» **Work instruction**:
Each line of the data below that includes the string "this" must be copied.

» **Data shown**:
□ □ □ □
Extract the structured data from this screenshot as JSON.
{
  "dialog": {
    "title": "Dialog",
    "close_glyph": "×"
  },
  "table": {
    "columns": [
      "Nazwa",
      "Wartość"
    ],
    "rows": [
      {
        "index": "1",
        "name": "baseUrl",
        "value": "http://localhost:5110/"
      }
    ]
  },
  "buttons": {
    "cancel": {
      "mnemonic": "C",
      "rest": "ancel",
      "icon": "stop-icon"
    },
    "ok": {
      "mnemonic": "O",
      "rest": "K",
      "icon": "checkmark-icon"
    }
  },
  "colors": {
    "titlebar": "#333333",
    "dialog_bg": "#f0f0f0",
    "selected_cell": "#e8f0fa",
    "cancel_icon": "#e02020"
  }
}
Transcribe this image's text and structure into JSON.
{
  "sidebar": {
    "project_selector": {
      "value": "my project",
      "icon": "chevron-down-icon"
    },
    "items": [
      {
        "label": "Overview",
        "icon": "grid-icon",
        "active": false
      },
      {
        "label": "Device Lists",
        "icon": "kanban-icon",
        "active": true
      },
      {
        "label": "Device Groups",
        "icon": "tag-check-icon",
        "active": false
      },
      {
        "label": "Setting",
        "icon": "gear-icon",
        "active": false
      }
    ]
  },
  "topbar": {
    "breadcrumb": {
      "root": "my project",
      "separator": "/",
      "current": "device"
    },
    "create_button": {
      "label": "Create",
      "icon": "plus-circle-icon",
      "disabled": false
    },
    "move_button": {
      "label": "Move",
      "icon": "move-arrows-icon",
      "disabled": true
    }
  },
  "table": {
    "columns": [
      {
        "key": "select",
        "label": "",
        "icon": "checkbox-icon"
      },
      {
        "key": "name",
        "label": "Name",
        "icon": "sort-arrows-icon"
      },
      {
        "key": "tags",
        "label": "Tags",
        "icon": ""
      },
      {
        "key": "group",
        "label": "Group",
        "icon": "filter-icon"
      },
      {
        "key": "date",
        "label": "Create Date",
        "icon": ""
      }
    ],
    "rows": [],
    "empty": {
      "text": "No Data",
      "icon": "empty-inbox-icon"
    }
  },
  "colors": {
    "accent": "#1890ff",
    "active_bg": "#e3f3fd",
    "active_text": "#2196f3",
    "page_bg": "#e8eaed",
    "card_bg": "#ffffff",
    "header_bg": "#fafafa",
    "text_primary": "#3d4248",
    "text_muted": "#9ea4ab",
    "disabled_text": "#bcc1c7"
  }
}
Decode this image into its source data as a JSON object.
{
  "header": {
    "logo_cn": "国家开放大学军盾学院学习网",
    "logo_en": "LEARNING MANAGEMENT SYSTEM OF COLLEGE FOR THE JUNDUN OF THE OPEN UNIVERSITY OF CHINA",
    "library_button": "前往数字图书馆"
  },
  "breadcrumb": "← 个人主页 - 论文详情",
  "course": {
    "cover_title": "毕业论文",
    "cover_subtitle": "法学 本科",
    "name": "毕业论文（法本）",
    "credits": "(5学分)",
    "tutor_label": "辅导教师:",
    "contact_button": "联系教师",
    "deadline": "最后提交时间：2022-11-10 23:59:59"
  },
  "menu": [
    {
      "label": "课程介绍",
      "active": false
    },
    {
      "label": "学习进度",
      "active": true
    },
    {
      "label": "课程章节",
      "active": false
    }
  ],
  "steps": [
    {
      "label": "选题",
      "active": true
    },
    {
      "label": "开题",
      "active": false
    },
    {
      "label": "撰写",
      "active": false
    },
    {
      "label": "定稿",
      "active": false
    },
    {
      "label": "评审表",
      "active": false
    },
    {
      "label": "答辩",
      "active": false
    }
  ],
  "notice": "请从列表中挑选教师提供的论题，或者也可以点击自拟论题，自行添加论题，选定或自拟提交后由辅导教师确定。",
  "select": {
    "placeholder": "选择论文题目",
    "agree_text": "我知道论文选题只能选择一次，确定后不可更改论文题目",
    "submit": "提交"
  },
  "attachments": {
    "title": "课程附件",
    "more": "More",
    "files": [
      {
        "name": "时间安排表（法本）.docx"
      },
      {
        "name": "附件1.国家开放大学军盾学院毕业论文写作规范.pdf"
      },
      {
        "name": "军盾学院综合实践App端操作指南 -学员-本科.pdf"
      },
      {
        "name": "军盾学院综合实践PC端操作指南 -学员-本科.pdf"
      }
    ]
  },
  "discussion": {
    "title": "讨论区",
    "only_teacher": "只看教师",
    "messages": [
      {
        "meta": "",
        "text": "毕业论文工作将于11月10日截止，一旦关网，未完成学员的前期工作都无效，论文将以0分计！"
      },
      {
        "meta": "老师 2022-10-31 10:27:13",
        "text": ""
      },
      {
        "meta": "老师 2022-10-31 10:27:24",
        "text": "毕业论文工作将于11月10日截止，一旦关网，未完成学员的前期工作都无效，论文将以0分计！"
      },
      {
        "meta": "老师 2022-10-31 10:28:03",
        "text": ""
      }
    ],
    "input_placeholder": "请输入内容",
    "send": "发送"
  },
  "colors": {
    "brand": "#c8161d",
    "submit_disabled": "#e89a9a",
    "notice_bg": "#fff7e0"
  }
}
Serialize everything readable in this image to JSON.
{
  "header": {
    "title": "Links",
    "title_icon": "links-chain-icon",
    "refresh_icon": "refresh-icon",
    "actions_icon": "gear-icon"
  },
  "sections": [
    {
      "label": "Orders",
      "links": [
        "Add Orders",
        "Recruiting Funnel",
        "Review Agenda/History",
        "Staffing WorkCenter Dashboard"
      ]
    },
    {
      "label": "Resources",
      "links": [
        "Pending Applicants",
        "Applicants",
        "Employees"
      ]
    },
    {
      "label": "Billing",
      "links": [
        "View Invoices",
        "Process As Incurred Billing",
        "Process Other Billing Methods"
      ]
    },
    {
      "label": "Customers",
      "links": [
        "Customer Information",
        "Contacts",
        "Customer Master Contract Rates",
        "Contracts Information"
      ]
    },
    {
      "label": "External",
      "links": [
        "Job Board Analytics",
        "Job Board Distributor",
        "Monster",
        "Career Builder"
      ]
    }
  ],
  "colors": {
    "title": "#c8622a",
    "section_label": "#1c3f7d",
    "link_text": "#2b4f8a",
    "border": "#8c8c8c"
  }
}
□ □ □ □
» **Output**:
Extract the structured data from this screenshot as JSON.
Transcribe this image's text and structure into JSON.
Decode this image into its source data as a JSON object.
Serialize everything readable in this image to JSON.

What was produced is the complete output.